TASK TO COMPLETE:
Read the records and gather each line that includes "icon".
MATERIAL SHOWN section start
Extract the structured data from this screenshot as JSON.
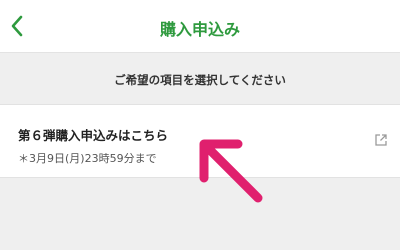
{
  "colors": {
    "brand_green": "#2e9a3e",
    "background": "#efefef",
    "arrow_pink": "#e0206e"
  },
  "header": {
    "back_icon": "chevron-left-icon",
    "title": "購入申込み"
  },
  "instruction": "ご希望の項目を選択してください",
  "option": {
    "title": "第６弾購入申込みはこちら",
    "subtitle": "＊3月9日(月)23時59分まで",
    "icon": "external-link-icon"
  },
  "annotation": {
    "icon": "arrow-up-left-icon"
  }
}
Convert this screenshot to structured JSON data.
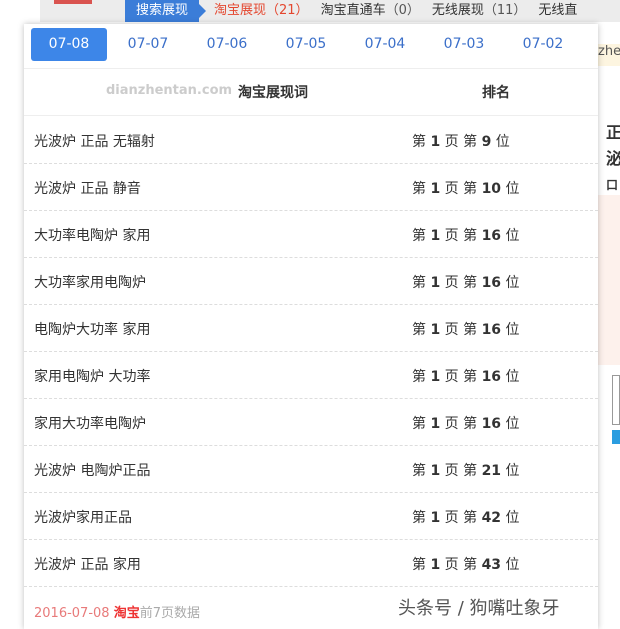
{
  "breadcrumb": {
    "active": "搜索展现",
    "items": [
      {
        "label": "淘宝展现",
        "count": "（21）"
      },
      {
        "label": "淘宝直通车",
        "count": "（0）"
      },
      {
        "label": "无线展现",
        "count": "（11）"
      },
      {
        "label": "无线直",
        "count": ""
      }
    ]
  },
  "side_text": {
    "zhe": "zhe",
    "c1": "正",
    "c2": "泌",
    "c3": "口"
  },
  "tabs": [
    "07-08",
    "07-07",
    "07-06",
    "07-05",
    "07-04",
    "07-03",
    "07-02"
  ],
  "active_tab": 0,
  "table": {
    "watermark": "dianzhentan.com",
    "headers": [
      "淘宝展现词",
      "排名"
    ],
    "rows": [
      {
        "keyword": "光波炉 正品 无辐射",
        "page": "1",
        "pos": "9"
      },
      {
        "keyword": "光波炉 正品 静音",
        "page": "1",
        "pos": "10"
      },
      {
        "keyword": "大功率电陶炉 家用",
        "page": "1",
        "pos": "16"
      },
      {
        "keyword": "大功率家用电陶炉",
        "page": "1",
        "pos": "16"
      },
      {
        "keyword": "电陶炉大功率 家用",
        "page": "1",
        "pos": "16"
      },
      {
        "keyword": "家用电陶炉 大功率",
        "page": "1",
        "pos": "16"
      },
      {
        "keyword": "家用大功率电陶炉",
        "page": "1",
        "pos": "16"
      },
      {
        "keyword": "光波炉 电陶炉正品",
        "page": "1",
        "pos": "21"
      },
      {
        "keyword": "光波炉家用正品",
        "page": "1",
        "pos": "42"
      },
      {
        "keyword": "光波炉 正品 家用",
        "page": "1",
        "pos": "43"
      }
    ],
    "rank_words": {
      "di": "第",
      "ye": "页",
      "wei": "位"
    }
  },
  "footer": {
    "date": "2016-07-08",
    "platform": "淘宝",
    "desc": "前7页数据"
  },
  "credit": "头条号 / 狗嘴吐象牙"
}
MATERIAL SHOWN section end
ANSWER TO THIS TASK:
    "back_icon": "chevron-left-icon",
    "icon": "external-link-icon"
    "icon": "arrow-up-left-icon"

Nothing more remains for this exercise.